PROBLEM REQUIREMENTS ->
Copy every line in the listing that contains "label".

GIVEN DATA ->

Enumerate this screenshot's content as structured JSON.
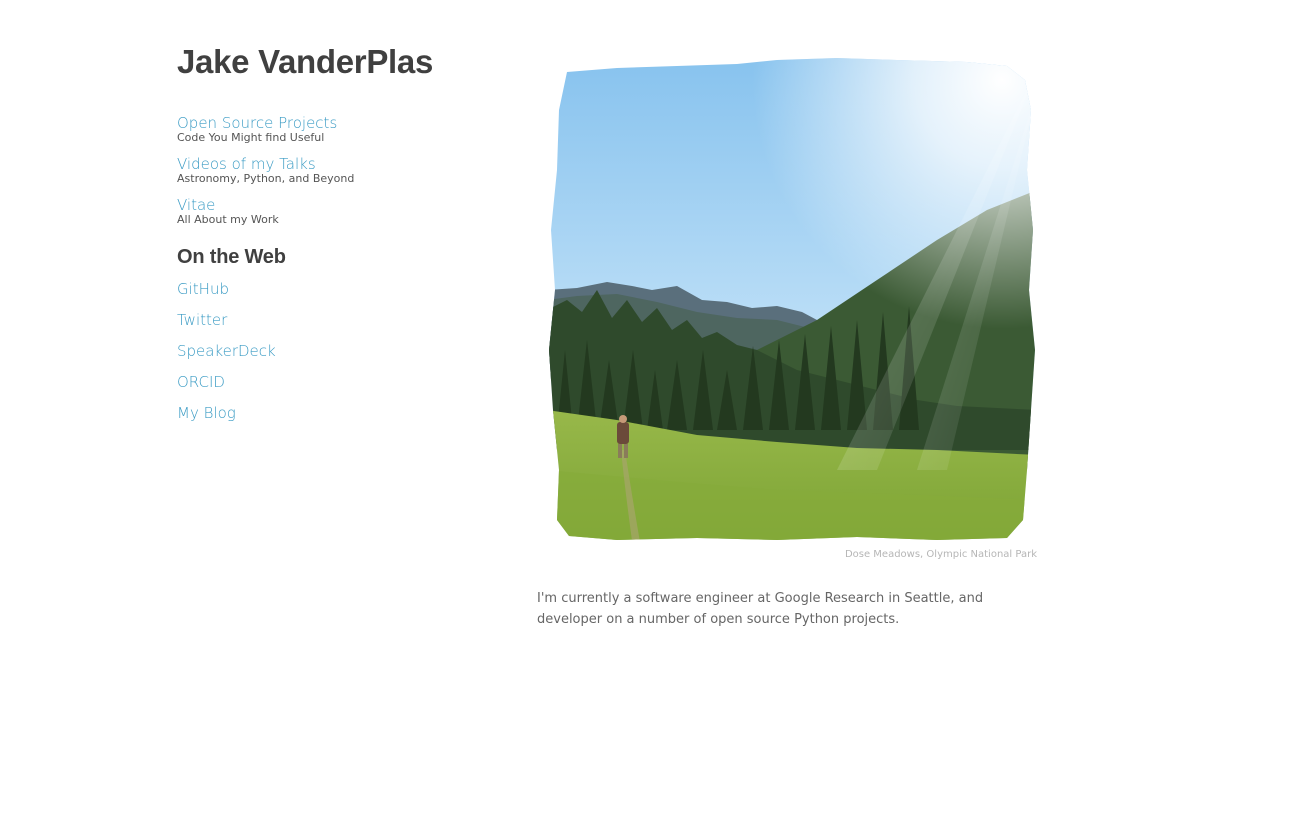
{
  "site": {
    "title": "Jake VanderPlas"
  },
  "nav": {
    "items": [
      {
        "label": "Open Source Projects",
        "subtitle": "Code You Might find Useful"
      },
      {
        "label": "Videos of my Talks",
        "subtitle": "Astronomy, Python, and Beyond"
      },
      {
        "label": "Vitae",
        "subtitle": "All About my Work"
      }
    ]
  },
  "web": {
    "heading": "On the Web",
    "links": [
      {
        "label": "GitHub"
      },
      {
        "label": "Twitter"
      },
      {
        "label": "SpeakerDeck"
      },
      {
        "label": "ORCID"
      },
      {
        "label": "My Blog"
      }
    ]
  },
  "photo": {
    "caption": "Dose Meadows, Olympic National Park"
  },
  "bio": {
    "text": "I'm currently a software engineer at Google Research in Seattle, and developer on a number of open source Python projects."
  },
  "colors": {
    "link": "#3a9bc4",
    "heading": "#404040",
    "sky_top": "#8ec6ee",
    "meadow": "#8fb13e",
    "forest": "#2d4a2a"
  }
}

OUTPUT OF THE TASK ->
        "label": "Open Source Projects",
        "label": "Videos of my Talks",
        "label": "Vitae",
        "label": "GitHub"
        "label": "Twitter"
        "label": "SpeakerDeck"
        "label": "ORCID"
        "label": "My Blog"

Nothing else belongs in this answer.